But also important is brand awareness: making sure more people knew of Black Dog leading up to the launch.
Having said that, I also had steady growth and have been able to continually expand my facility.
Kate Henning & Simon Dunstone, owners of Smiling Samoyed
Kate and Simon took over an existing brewery an hour or so's drive south of Adelaide, installed a new brewery, named their business after their beloved pets and got on with the business of filling Smiling Samoyed with guests on weekends, winning the odd trophy and steadily expanding and upgrading their setup (while starting a family along the way).
Kate Henning: Spend money on getting drains in the right spot is my advice.
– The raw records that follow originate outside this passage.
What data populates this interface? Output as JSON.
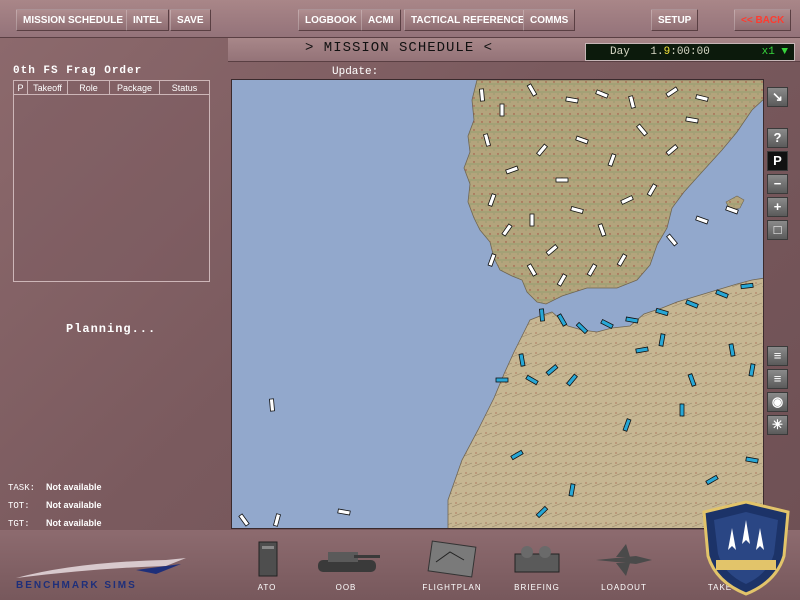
{
  "menu": {
    "mission_schedule": "MISSION SCHEDULE",
    "intel": "INTEL",
    "save": "SAVE",
    "logbook": "LOGBOOK",
    "acmi": "ACMI",
    "tactical_reference": "TACTICAL REFERENCE",
    "comms": "COMMS",
    "setup": "SETUP",
    "back": "<< BACK"
  },
  "header": {
    "title": ">  MISSION SCHEDULE  <",
    "clock_day_label": "Day",
    "clock_day": "1.",
    "clock_hour": "9",
    "clock_rest": ":00:00",
    "clock_speed": "x1 ▼"
  },
  "frag_order": {
    "title": "0th FS Frag Order",
    "columns": [
      "P",
      "Takeoff",
      "Role",
      "Package",
      "Status"
    ]
  },
  "status": {
    "planning": "Planning...",
    "update_label": "Update:"
  },
  "info": [
    {
      "label": "TASK:",
      "value": "Not available"
    },
    {
      "label": "TOT:",
      "value": "Not available"
    },
    {
      "label": "TGT:",
      "value": "Not available"
    }
  ],
  "map": {
    "sea_color": "#92a8cc",
    "land_north_color": "#b4a67e",
    "land_south_color": "#c7b894",
    "friendly_unit_color": "#ffffff",
    "hostile_unit_color": "#27a7d6"
  },
  "toolbar": {
    "help": "?",
    "pause": "P"
  },
  "bottom_nav": [
    {
      "label": "ATO"
    },
    {
      "label": "OOB"
    },
    {
      "label": "FLIGHTPLAN"
    },
    {
      "label": "BRIEFING"
    },
    {
      "label": "LOADOUT"
    },
    {
      "label": "TAKE"
    }
  ],
  "logo": {
    "text": "BENCHMARK SIMS"
  },
  "colors": {
    "background": "#7a5a5e",
    "back_button": "#ff3b2f",
    "clock_highlight": "#f2e23a",
    "clock_speed": "#37d43c"
  }
}
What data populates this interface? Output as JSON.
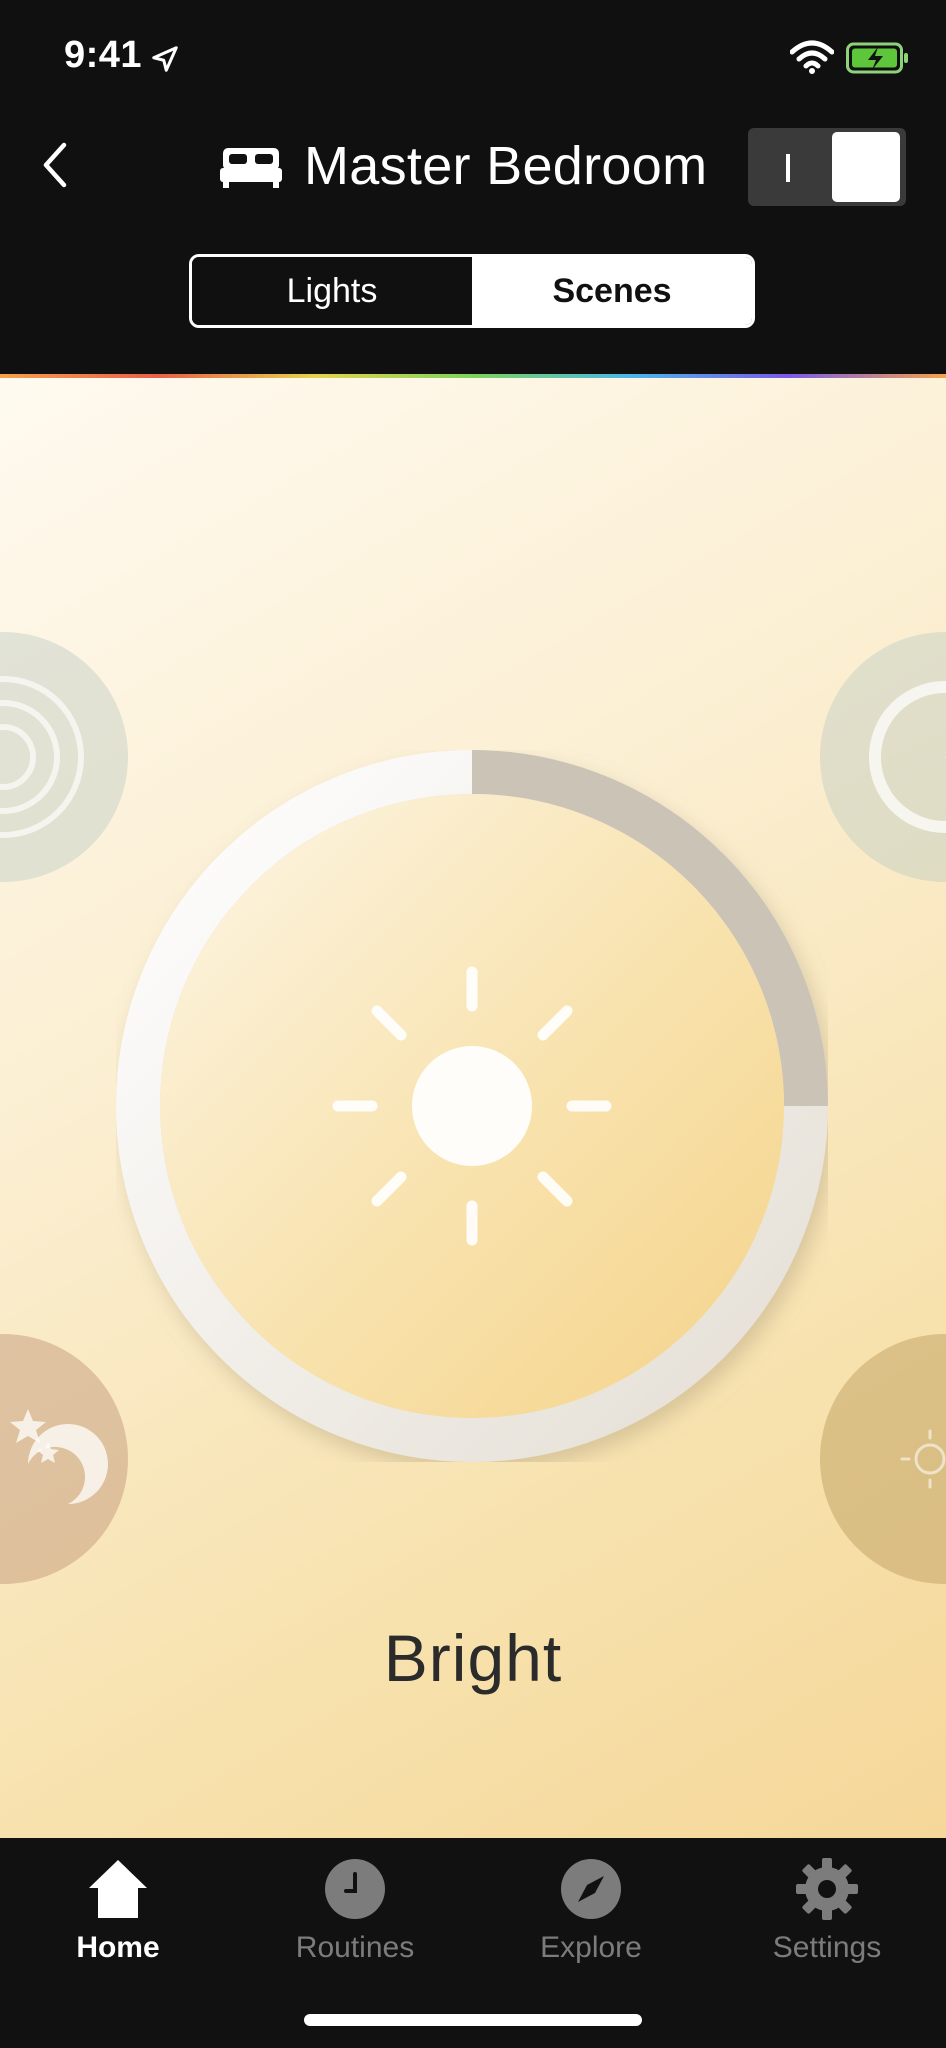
{
  "status_bar": {
    "time": "9:41"
  },
  "header": {
    "title": "Master Bedroom",
    "toggle_on": true
  },
  "segments": [
    {
      "label": "Lights",
      "active": false
    },
    {
      "label": "Scenes",
      "active": true
    }
  ],
  "scene": {
    "name": "Bright",
    "brightness_fraction": 0.25,
    "icon": "sun-icon"
  },
  "tabs": [
    {
      "label": "Home",
      "icon": "home-icon",
      "active": true
    },
    {
      "label": "Routines",
      "icon": "clock-icon",
      "active": false
    },
    {
      "label": "Explore",
      "icon": "compass-icon",
      "active": false
    },
    {
      "label": "Settings",
      "icon": "gear-icon",
      "active": false
    }
  ],
  "colors": {
    "background": "#101010",
    "accent": "#ffffff",
    "scene_warm": "#f7e1ac"
  }
}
Simon Dunstone: If you're packaging, do it right from the start: get a DO [dissolved oxygen] meter, check your CO2 volumes!
Kate and Simon: Never send out a beer you aren't proud of.
AND DON'T FORGET THE TUNES...
Kevin Hingston, co-owner & head brewer at Pact Beer
Pact Beer is the Canberra based gypsy operation that took out the AIBA Champion Gypsy Brewer trophy in 2017. The man behind the beers is Kevin Hingston, with those beers coming in the form of a tight core range and seasonals that aren't afraid to take flights of fancy, often created in cahoots with other ACT brewers.
Kevin Hingston: Ensure you’ve got your mood:music correlations dialled right in.
There are some dark days that bring so much doubt, disarray, and dismay that Diana Ross is quite literally your only option. You need to be prepared for that.
We’re actually thinking of getting some waterproof speakers so we can play Diana Ross inside the fermenter in the hope that we can prove, once and for all, that there ain’t no krausen high enough.
If you'd like to be in the audience for the Cryer Malt Brewery Startup Panel and pick the brains of some of the best in the business, you can register for free here.
Look out for news of a similar session taking place in conjunction with the 2018 Perth Royal Beer Awards in July too.